Dylan is therefore also an artist interesting for thinking about in the context of ekphrasis, for he paints, and welds, and makes movies, and draws. His music itself, its arrangements, the way the stage might be set up for a performance, the moods, the sources he draws upon, the radical in-betweenenss of his quest, all of this seems like poems about paintings raised to a new pitch, or art about life raised to a new level, a new dimension, a different way of imagining what is possible in the arts and life. I write about Allen Grossman a lot, and his comment that art is important for many reasons, one of which is that it allows us to tap into our own inner violence in a safe way through representation rather than history, meaning the representation of history rather than repeating history.
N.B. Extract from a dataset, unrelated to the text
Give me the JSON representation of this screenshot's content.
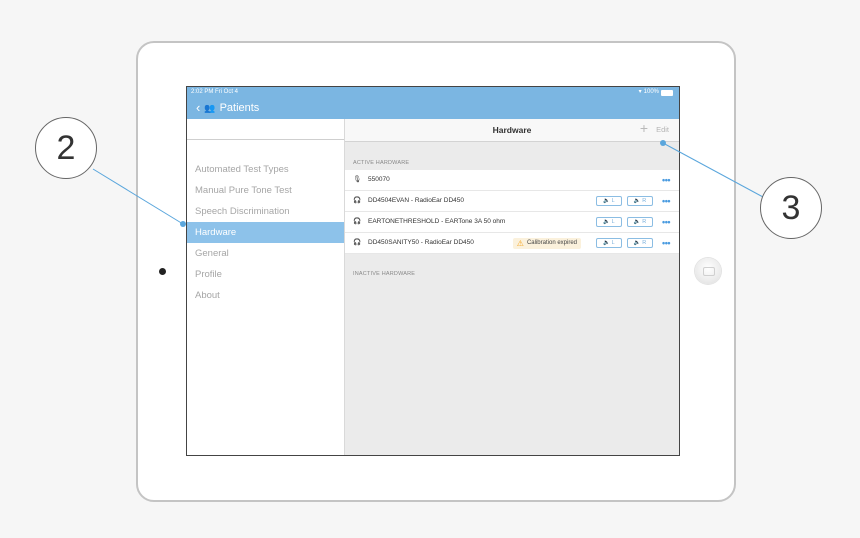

But I wonder if, when we are very clear about the difference between catharsis and history, if art and life themselves become more inextricable, untangleable, since dialectic has to produce some kind of complicated synthesis to produce a new dialectic, say. Dylan twangles traditions, mangles them, completely reimagines them, sifts them through the impossibly large character of himself, which can move from an ancient haunting Blues register, like a Jewish Robert Johnson wandering in the desert, to moments of such poignancy and tenderness - I'm thinking of a version of "Tomorrow is a Long Time," or "One Too Many Mornings" on "The Times They Are A-Changin'" - that we have to start thinking about not only art forms, or genres, or styles, but registers, tones, and what Gary Saul Morson calls "tiny alterations of consciousness," since every moment of life is a kind of navigation, in which the feelings change, grow, shudder, flourish, sink, rise, expand, grimace, and Dylan's music, through his performances and albums, is something, like his music, that we do not have words for, because the magnitude of his ability to create by following a kind of intuitive alteration of consciousness as it navigates each moment, is as unprecedented as Shakespeare in poetry and play, and there is nothing in the world of music that he did not change.